___ Excerpted data

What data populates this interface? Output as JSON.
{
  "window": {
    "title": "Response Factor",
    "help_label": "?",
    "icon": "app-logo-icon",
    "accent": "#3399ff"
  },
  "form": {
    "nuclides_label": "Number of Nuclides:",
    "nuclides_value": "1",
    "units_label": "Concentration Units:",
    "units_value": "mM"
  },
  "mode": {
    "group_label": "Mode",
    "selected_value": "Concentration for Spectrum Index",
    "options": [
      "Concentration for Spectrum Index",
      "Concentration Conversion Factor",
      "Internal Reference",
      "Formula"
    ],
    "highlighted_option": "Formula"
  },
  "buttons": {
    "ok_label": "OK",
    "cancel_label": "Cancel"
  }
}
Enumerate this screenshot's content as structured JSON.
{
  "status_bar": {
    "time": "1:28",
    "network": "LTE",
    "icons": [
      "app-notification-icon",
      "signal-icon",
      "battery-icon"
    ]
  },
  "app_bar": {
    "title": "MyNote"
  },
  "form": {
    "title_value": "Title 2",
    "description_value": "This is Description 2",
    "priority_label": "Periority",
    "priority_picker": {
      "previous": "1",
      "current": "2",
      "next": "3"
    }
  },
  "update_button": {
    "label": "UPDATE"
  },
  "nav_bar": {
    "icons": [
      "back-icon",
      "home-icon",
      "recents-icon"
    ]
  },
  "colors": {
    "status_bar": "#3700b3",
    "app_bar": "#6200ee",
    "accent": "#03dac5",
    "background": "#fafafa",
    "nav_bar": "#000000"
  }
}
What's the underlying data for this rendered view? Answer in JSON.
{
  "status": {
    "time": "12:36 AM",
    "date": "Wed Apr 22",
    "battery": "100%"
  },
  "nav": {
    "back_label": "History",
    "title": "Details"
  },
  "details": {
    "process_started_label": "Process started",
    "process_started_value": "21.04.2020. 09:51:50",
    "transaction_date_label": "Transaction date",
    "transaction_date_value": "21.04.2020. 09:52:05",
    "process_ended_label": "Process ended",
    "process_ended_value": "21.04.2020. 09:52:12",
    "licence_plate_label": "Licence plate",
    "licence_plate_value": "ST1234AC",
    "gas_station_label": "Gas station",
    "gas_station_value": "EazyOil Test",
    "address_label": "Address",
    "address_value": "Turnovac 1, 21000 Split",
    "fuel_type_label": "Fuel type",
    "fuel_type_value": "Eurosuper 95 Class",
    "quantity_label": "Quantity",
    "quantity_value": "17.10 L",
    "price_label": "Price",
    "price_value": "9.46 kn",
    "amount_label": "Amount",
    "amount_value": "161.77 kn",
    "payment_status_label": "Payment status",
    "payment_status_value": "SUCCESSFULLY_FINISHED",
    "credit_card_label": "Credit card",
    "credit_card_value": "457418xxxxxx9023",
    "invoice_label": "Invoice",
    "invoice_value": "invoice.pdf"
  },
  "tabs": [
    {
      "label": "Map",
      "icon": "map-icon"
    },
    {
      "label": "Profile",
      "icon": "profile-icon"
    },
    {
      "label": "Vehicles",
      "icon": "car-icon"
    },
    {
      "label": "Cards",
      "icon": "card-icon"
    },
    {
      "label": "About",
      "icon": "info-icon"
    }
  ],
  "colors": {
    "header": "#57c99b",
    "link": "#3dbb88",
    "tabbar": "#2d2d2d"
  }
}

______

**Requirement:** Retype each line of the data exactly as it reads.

**Answer to this exercise:**
What data populates this interface? Output as JSON.
{
  "window": {
    "title": "Response Factor",
    "help_label": "?",
    "icon": "app-logo-icon",
    "accent": "#3399ff"
  },
  "form": {
    "nuclides_label": "Number of Nuclides:",
    "nuclides_value": "1",
    "units_label": "Concentration Units:",
    "units_value": "mM"
  },
  "mode": {
    "group_label": "Mode",
    "selected_value": "Concentration for Spectrum Index",
    "options": [
      "Concentration for Spectrum Index",
      "Concentration Conversion Factor",
      "Internal Reference",
      "Formula"
    ],
    "highlighted_option": "Formula"
  },
  "buttons": {
    "ok_label": "OK",
    "cancel_label": "Cancel"
  }
}
Enumerate this screenshot's content as structured JSON.
{
  "status_bar": {
    "time": "1:28",
    "network": "LTE",
    "icons": [
      "app-notification-icon",
      "signal-icon",
      "battery-icon"
    ]
  },
  "app_bar": {
    "title": "MyNote"
  },
  "form": {
    "title_value": "Title 2",
    "description_value": "This is Description 2",
    "priority_label": "Periority",
    "priority_picker": {
      "previous": "1",
      "current": "2",
      "next": "3"
    }
  },
  "update_button": {
    "label": "UPDATE"
  },
  "nav_bar": {
    "icons": [
      "back-icon",
      "home-icon",
      "recents-icon"
    ]
  },
  "colors": {
    "status_bar": "#3700b3",
    "app_bar": "#6200ee",
    "accent": "#03dac5",
    "background": "#fafafa",
    "nav_bar": "#000000"
  }
}
What's the underlying data for this rendered view? Answer in JSON.
{
  "status": {
    "time": "12:36 AM",
    "date": "Wed Apr 22",
    "battery": "100%"
  },
  "nav": {
    "back_label": "History",
    "title": "Details"
  },
  "details": {
    "process_started_label": "Process started",
    "process_started_value": "21.04.2020. 09:51:50",
    "transaction_date_label": "Transaction date",
    "transaction_date_value": "21.04.2020. 09:52:05",
    "process_ended_label": "Process ended",
    "process_ended_value": "21.04.2020. 09:52:12",
    "licence_plate_label": "Licence plate",
    "licence_plate_value": "ST1234AC",
    "gas_station_label": "Gas station",
    "gas_station_value": "EazyOil Test",
    "address_label": "Address",
    "address_value": "Turnovac 1, 21000 Split",
    "fuel_type_label": "Fuel type",
    "fuel_type_value": "Eurosuper 95 Class",
    "quantity_label": "Quantity",
    "quantity_value": "17.10 L",
    "price_label": "Price",
    "price_value": "9.46 kn",
    "amount_label": "Amount",
    "amount_value": "161.77 kn",
    "payment_status_label": "Payment status",
    "payment_status_value": "SUCCESSFULLY_FINISHED",
    "credit_card_label": "Credit card",
    "credit_card_value": "457418xxxxxx9023",
    "invoice_label": "Invoice",
    "invoice_value": "invoice.pdf"
  },
  "tabs": [
    {
      "label": "Map",
      "icon": "map-icon"
    },
    {
      "label": "Profile",
      "icon": "profile-icon"
    },
    {
      "label": "Vehicles",
      "icon": "car-icon"
    },
    {
      "label": "Cards",
      "icon": "card-icon"
    },
    {
      "label": "About",
      "icon": "info-icon"
    }
  ],
  "colors": {
    "header": "#57c99b",
    "link": "#3dbb88",
    "tabbar": "#2d2d2d"
  }
}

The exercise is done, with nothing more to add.